Work task.
Without any images, write the data out exactly as it appears.

Materials provided.
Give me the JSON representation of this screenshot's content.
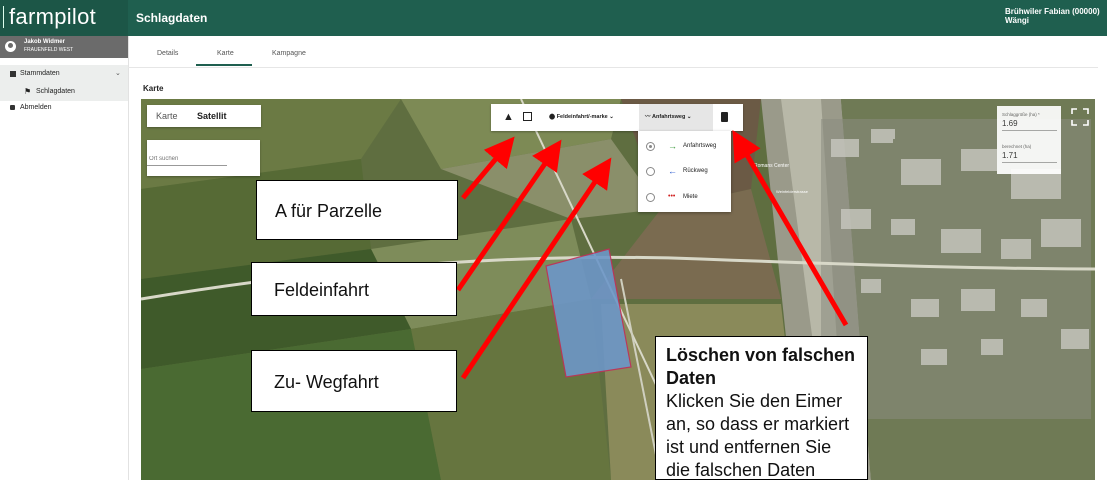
{
  "header": {
    "logo": "farmpilot",
    "title": "Schlagdaten",
    "user_name": "Brühwiler Fabian (00000)",
    "user_location": "Wängi"
  },
  "sidebar": {
    "user": {
      "name": "Jakob Widmer",
      "sub": "FRAUENFELD WEST"
    },
    "items": [
      {
        "label": "Stammdaten"
      },
      {
        "label": "Schlagdaten"
      },
      {
        "label": "Abmelden"
      }
    ]
  },
  "tabs": [
    {
      "label": "Details"
    },
    {
      "label": "Karte"
    },
    {
      "label": "Kampagne"
    }
  ],
  "section_label": "Karte",
  "map": {
    "type_toggle": {
      "map": "Karte",
      "satellite": "Satellit"
    },
    "search_placeholder": "Ort suchen",
    "toolbar": {
      "field_entry": "Feldeinfahrt/-marke",
      "route": "Anfahrtsweg"
    },
    "route_options": [
      {
        "label": "Anfahrtsweg",
        "selected": true,
        "arrow": "→",
        "color": "#3a9a3a"
      },
      {
        "label": "Rückweg",
        "selected": false,
        "arrow": "←",
        "color": "#2255cc"
      },
      {
        "label": "Miete",
        "selected": false,
        "arrow": "•••",
        "color": "#d02020"
      }
    ],
    "stats": {
      "area_label": "Schlaggröße (ha) *",
      "area_value": "1.69",
      "calc_label": "berechnet (ha)",
      "calc_value": "1.71"
    },
    "labels": [
      "Romans Center",
      "Weinfelderstrasse"
    ]
  },
  "callouts": {
    "parzelle": "A für Parzelle",
    "feldeinfahrt": "Feldeinfahrt",
    "wegfahrt": "Zu- Wegfahrt",
    "delete_title": "Löschen von falschen Daten",
    "delete_text": "Klicken Sie den Eimer an, so dass er markiert ist und entfernen Sie die falschen Daten"
  },
  "colors": {
    "header": "#1f5f4f",
    "arrow": "#ff0000",
    "field": "#5b86b8"
  }
}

Your response.
Give me the JSON representation of this screenshot's content.
{
  "header": {
    "logo": "farmpilot",
    "title": "Schlagdaten",
    "user_name": "Brühwiler Fabian (00000)",
    "user_location": "Wängi"
  },
  "sidebar": {
    "user": {
      "name": "Jakob Widmer",
      "sub": "FRAUENFELD WEST"
    },
    "items": [
      {
        "label": "Stammdaten"
      },
      {
        "label": "Schlagdaten"
      },
      {
        "label": "Abmelden"
      }
    ]
  },
  "tabs": [
    {
      "label": "Details"
    },
    {
      "label": "Karte"
    },
    {
      "label": "Kampagne"
    }
  ],
  "section_label": "Karte",
  "map": {
    "type_toggle": {
      "map": "Karte",
      "satellite": "Satellit"
    },
    "search_placeholder": "Ort suchen",
    "toolbar": {
      "field_entry": "Feldeinfahrt/-marke",
      "route": "Anfahrtsweg"
    },
    "route_options": [
      {
        "label": "Anfahrtsweg",
        "selected": true,
        "arrow": "→",
        "color": "#3a9a3a"
      },
      {
        "label": "Rückweg",
        "selected": false,
        "arrow": "←",
        "color": "#2255cc"
      },
      {
        "label": "Miete",
        "selected": false,
        "arrow": "•••",
        "color": "#d02020"
      }
    ],
    "stats": {
      "area_label": "Schlaggröße (ha) *",
      "area_value": "1.69",
      "calc_label": "berechnet (ha)",
      "calc_value": "1.71"
    },
    "labels": [
      "Romans Center",
      "Weinfelderstrasse"
    ]
  },
  "callouts": {
    "parzelle": "A für Parzelle",
    "feldeinfahrt": "Feldeinfahrt",
    "wegfahrt": "Zu- Wegfahrt",
    "delete_title": "Löschen von falschen Daten",
    "delete_text": "Klicken Sie den Eimer an, so dass er markiert ist und entfernen Sie die falschen Daten"
  },
  "colors": {
    "header": "#1f5f4f",
    "arrow": "#ff0000",
    "field": "#5b86b8"
  }
}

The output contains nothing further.